Thursday, December 27, 2007

Citi may double housing-related writeoff

A little over a month ago, Citi said it was probably going to have to write off about $8 billion in bad loan debt, much of it housing related. Turns out the real answer (for now, anyway) is going to be more than twice that much.

Citigroup Inc. could write off as much as $18.7 billion in the fourth quarter, wrote Goldman analysts William F. Tanona, Betsy Miller and Neil C. Sanyal in a note to investors late Wednesday. If it does, they say, the bank may be forced to lower its dividend by 40 percent.

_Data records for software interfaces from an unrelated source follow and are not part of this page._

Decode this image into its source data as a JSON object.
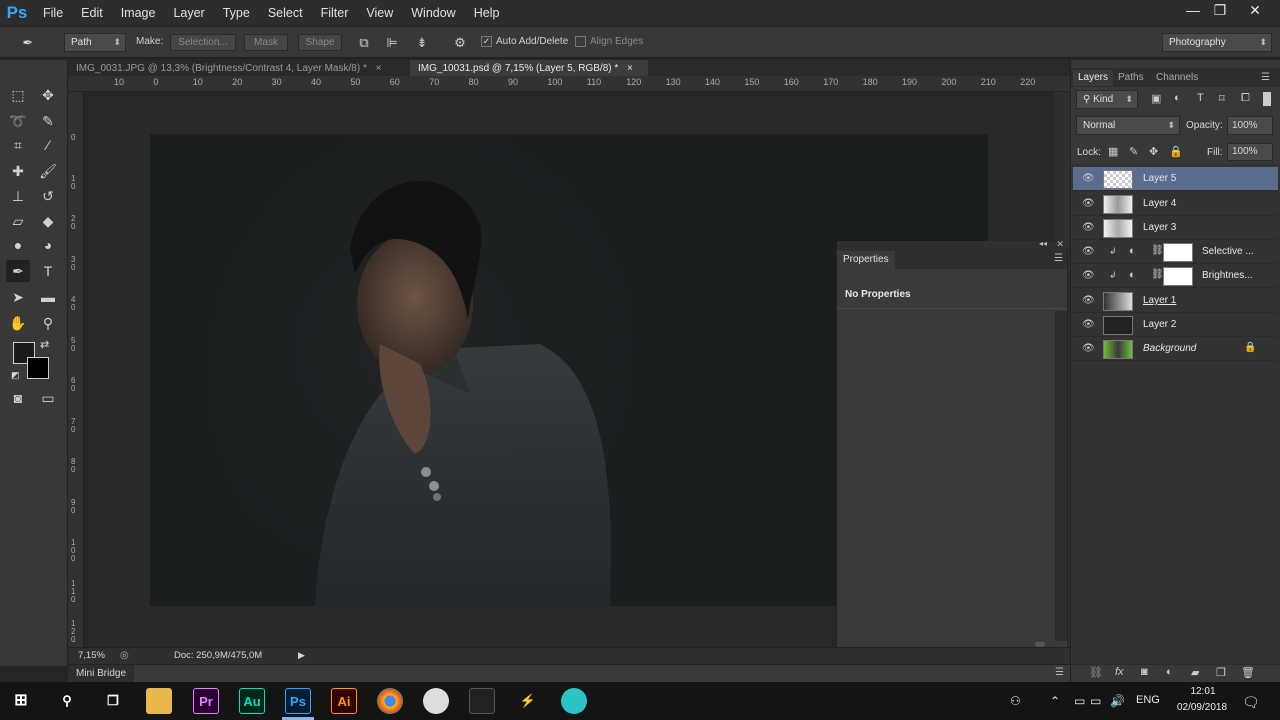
{
  "menu": {
    "logo": "Ps",
    "items": [
      "File",
      "Edit",
      "Image",
      "Layer",
      "Type",
      "Select",
      "Filter",
      "View",
      "Window",
      "Help"
    ]
  },
  "window_controls": {
    "minimize": "—",
    "restore": "❐",
    "close": "✕"
  },
  "options_bar": {
    "tool_mode": "Path",
    "make_label": "Make:",
    "selection_btn": "Selection...",
    "mask_btn": "Mask",
    "shape_btn": "Shape",
    "auto_add_delete": "Auto Add/Delete",
    "auto_add_checked": "✓",
    "align_edges": "Align Edges",
    "workspace": "Photography"
  },
  "doc_tabs": [
    {
      "title": "IMG_0031.JPG @ 13,3% (Brightness/Contrast 4, Layer Mask/8) *",
      "close": "×"
    },
    {
      "title": "IMG_10031.psd @ 7,15% (Layer 5, RGB/8) *",
      "close": "×"
    }
  ],
  "ruler_top": [
    "10",
    "0",
    "10",
    "20",
    "30",
    "40",
    "50",
    "60",
    "70",
    "80",
    "90",
    "100",
    "110",
    "120",
    "130",
    "140",
    "150",
    "160",
    "170",
    "180",
    "190",
    "200",
    "210",
    "220"
  ],
  "ruler_left": [
    "0",
    "1 0",
    "2 0",
    "3 0",
    "4 0",
    "5 0",
    "6 0",
    "7 0",
    "8 0",
    "9 0",
    "1 0 0",
    "1 1 0",
    "1 2 0"
  ],
  "status": {
    "zoom": "7,15%",
    "doc": "Doc: 250,9M/475,0M",
    "arrow": "▶"
  },
  "mini_bridge": "Mini Bridge",
  "properties": {
    "title": "Properties",
    "content": "No Properties"
  },
  "layers_panel": {
    "tabs": [
      "Layers",
      "Paths",
      "Channels"
    ],
    "filter_kind": "Kind",
    "blend_mode": "Normal",
    "opacity_label": "Opacity:",
    "opacity_value": "100%",
    "lock_label": "Lock:",
    "fill_label": "Fill:",
    "fill_value": "100%",
    "layers": [
      {
        "name": "Layer 5"
      },
      {
        "name": "Layer 4"
      },
      {
        "name": "Layer 3"
      },
      {
        "name": "Selective ..."
      },
      {
        "name": "Brightnes..."
      },
      {
        "name": "Layer 1"
      },
      {
        "name": "Layer 2"
      },
      {
        "name": "Background"
      }
    ]
  },
  "taskbar": {
    "apps": [
      "Pr",
      "Au",
      "Ps",
      "Ai"
    ],
    "lang": "ENG",
    "time": "12:01",
    "date": "02/09/2018"
  },
  "colors": {
    "accent": "#31a8ff",
    "selected_layer": "#5b6d8f"
  }
}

Citi has about $55 billion in exposure to subprime mortgages, about $43 billion of which are collateralized debt obligations, or CDOs, that have mortgages underlying them.

“We still believe it will be a couple of quarters before the current credit crisis is fully digested by the markets,” the Goldman analysts wrote.

After the November announcement, the Abu Dhabi Investment Authority bought a $7.5 billion chunk of the bank, a 5 percent investment. If the writedown is this bad, Citi will probably need another investment at least that large.

Of course, with that type of bleeding, that means it will be a buyer’s market for any chunk of Citi. And, that’s true in spades if Citi, as is likely, also has to cut its dividend significantly.
CIBC World Markets Corp. analyst Meredith Whitney has said for months that Citi's dividend should be on the chopping block. Earlier this month, she wrote that along with cutting the dividend, Citigroup should raise at least $30 billion in additional capital and sell at least $100 billion in assets.

And, it’s not just Citi. The same Goldman analysts expect Merrill Lynch to have to write off an additional $11.5 billion. Of course, the more these investment banks bleed, and the more their value drops, the more it becomes a falling spiral.